When twelve year old Georges (the “s” is silent) moves into a new apartment his life changes and not just because his family had to sell the house he grew up in. His father is busy building his own business and his mother is picking up extra shifts as a nurse at the hospital. Georges endures constant bullying at school, but he tries to ignore it, reminding himself that his time in school is just a small dot in the impressionist painting that is his life. In the midst of all of this, Georges finds himself the newest and only recruit in a spy club, run by the enigmatic homeschooled twelve year old, Safer, and his younger sister, Candy. He finds himself keeping watch on the mysterious Mr. X, but as Safer demands more of Georges he begins to wonder if there really is a Mr. X. In this story of truth, lies, reality, and spying Georges learns about the complexities and joys of friendship.

Set in present day New York City, Stead’s story is equal parts mystery and philosophy. Written in first person, Georges’ voice is sensitive, observant, and informal. Although readers may realize Georges isn’t telling the whole truth, the book concludes with a twist that is both surprising and endearing.

Interested? Read an excerpt from the book.   
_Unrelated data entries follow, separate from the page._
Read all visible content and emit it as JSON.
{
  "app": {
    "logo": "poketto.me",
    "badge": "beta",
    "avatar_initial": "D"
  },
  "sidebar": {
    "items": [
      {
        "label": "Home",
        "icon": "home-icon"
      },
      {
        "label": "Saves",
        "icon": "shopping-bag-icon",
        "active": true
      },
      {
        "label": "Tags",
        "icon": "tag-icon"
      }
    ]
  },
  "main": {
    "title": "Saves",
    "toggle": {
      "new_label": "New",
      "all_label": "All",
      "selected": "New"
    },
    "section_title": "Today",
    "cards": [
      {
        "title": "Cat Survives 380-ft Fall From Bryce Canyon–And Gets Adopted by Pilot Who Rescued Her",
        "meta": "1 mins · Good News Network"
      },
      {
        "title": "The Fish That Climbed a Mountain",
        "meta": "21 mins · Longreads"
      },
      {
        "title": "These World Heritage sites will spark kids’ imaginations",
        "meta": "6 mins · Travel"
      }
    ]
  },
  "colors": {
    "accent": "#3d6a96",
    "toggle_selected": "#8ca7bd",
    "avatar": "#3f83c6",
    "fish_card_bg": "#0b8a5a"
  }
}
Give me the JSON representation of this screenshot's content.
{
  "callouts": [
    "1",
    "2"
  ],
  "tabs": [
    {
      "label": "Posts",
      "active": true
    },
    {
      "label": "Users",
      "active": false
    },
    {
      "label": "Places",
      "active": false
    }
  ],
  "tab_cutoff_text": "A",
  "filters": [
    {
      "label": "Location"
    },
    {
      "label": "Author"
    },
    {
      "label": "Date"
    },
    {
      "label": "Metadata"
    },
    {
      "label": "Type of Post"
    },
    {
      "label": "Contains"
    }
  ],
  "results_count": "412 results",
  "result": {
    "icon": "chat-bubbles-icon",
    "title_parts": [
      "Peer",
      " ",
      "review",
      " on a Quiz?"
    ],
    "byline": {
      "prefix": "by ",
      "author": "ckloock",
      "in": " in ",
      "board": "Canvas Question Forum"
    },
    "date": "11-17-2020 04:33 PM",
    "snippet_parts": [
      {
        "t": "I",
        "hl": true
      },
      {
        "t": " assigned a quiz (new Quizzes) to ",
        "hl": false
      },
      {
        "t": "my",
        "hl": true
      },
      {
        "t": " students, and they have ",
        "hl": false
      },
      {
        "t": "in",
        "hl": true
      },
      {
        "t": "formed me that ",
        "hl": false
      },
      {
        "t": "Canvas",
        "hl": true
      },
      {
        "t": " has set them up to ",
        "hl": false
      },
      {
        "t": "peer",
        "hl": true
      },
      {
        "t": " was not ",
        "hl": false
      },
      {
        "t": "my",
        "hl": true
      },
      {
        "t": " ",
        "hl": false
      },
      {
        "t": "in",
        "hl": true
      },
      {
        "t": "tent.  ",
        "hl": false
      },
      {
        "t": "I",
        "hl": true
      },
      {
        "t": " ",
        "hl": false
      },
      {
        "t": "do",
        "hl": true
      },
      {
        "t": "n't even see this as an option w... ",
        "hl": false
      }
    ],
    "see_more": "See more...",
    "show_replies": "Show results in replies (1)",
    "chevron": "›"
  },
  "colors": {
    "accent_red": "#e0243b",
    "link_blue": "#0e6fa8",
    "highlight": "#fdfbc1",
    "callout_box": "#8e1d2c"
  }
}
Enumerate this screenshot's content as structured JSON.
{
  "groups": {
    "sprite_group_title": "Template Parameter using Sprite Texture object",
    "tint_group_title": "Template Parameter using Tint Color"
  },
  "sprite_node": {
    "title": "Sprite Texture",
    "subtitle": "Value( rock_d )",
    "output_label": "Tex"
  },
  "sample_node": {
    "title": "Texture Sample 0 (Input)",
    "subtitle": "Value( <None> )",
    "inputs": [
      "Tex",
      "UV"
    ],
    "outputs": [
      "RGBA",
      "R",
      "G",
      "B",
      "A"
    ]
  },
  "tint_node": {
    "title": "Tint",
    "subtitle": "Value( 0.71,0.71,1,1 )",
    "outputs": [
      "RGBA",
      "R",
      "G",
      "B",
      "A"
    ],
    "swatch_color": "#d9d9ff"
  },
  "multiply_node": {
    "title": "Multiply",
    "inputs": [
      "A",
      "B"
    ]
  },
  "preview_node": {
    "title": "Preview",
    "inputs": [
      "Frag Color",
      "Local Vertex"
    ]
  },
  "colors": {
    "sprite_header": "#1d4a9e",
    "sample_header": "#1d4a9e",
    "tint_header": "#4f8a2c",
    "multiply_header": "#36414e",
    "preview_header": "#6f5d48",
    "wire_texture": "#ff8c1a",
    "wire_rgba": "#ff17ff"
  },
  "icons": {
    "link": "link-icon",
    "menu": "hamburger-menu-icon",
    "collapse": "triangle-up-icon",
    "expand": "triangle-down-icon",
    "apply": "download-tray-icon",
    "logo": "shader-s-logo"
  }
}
*Georges’ science class is studying taste and they discuss the five basic tastes: salty, sweet, bitter, sour, and umami. Bring in foods that represent each of the tastes and hold a taste test. Encourage kids to write a short description or a poem about their favorite taste.

*Georges is named after the French painter, Georges Seurat. Bring in a photograph of the painting that hangs in Georges living room, A Sunday on La Grande Jatte. Talk about pointillism and follow up by creating art in the style of Seurat.

*Other middle grade books about bullying:
Blubber by Judy Blume
Indigo’s Star by Hilary McKay

Harriet the Spy by Louise FitzHugh
The View from Saturday by E. L. Konigsburg

*More books by Rebecca Stead:

When You Reach Me (2010 Newbery Award Winner)

Age 9 + / Grade 4+